DATA EXTRACT START

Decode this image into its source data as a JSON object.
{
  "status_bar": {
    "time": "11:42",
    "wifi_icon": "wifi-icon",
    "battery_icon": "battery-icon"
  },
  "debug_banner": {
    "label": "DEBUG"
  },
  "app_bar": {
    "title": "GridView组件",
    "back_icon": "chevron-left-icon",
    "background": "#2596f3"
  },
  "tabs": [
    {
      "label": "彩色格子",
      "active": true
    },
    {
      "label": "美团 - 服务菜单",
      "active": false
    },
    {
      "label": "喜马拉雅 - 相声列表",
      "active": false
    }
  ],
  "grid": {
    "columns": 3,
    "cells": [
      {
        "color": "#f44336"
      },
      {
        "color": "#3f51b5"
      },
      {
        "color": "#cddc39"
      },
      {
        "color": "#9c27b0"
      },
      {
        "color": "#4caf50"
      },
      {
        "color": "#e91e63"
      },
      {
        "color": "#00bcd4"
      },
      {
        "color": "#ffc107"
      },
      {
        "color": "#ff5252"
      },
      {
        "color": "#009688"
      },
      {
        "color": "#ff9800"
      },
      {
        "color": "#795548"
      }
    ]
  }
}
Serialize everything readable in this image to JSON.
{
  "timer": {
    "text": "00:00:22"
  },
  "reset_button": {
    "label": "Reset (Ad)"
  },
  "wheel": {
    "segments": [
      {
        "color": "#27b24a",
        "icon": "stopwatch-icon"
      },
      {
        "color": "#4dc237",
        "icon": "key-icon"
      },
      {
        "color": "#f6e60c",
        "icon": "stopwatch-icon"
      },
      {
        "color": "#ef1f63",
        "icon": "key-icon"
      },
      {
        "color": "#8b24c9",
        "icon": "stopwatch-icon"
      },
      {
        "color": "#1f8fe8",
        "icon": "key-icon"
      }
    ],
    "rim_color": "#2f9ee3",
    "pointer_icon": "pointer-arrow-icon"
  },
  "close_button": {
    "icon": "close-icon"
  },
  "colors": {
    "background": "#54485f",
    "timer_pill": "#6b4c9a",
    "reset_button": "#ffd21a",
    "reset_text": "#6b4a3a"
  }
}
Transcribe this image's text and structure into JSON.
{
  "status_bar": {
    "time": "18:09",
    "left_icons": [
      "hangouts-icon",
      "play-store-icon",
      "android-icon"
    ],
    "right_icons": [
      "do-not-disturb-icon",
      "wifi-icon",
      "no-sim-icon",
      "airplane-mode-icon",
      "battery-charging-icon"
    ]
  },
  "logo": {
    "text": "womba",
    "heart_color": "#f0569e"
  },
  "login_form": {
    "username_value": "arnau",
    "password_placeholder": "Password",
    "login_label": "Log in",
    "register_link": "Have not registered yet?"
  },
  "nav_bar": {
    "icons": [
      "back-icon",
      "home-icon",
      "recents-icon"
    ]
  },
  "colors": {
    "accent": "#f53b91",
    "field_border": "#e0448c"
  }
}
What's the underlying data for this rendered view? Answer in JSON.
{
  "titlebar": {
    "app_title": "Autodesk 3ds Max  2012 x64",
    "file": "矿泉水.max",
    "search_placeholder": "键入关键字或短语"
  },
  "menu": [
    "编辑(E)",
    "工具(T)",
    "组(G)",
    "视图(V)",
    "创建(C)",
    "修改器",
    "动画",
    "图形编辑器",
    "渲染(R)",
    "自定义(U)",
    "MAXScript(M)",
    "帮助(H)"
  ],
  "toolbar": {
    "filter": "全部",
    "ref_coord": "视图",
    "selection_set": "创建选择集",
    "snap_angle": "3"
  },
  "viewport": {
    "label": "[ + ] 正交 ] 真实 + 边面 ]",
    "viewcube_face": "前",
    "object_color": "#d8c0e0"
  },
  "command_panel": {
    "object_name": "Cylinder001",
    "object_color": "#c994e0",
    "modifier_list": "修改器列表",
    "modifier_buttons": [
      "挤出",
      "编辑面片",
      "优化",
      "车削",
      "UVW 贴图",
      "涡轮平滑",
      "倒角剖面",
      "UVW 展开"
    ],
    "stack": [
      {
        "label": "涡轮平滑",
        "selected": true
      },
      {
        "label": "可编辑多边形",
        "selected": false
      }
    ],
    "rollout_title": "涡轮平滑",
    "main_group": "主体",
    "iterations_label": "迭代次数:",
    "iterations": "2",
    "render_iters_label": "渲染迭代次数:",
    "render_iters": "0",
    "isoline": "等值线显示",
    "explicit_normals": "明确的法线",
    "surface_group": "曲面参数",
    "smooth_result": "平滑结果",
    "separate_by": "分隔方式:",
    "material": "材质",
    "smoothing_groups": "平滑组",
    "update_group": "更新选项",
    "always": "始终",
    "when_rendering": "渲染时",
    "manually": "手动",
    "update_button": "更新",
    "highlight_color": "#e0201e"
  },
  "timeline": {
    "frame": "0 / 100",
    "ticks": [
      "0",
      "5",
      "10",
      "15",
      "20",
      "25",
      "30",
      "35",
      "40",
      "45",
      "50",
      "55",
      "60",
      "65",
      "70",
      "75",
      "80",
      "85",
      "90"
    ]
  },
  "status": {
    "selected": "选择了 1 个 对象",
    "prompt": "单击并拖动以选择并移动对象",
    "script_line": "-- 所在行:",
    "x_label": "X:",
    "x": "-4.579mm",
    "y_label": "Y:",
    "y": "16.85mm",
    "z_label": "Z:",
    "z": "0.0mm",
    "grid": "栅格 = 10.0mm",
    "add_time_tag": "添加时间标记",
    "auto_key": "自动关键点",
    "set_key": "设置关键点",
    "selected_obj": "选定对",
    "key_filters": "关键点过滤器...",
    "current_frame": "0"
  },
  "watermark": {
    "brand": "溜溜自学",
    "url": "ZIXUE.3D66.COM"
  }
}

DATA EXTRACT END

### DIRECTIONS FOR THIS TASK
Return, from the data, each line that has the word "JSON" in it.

### RESPONSE
Decode this image into its source data as a JSON object.
Serialize everything readable in this image to JSON.
Transcribe this image's text and structure into JSON.
What's the underlying data for this rendered view? Answer in JSON.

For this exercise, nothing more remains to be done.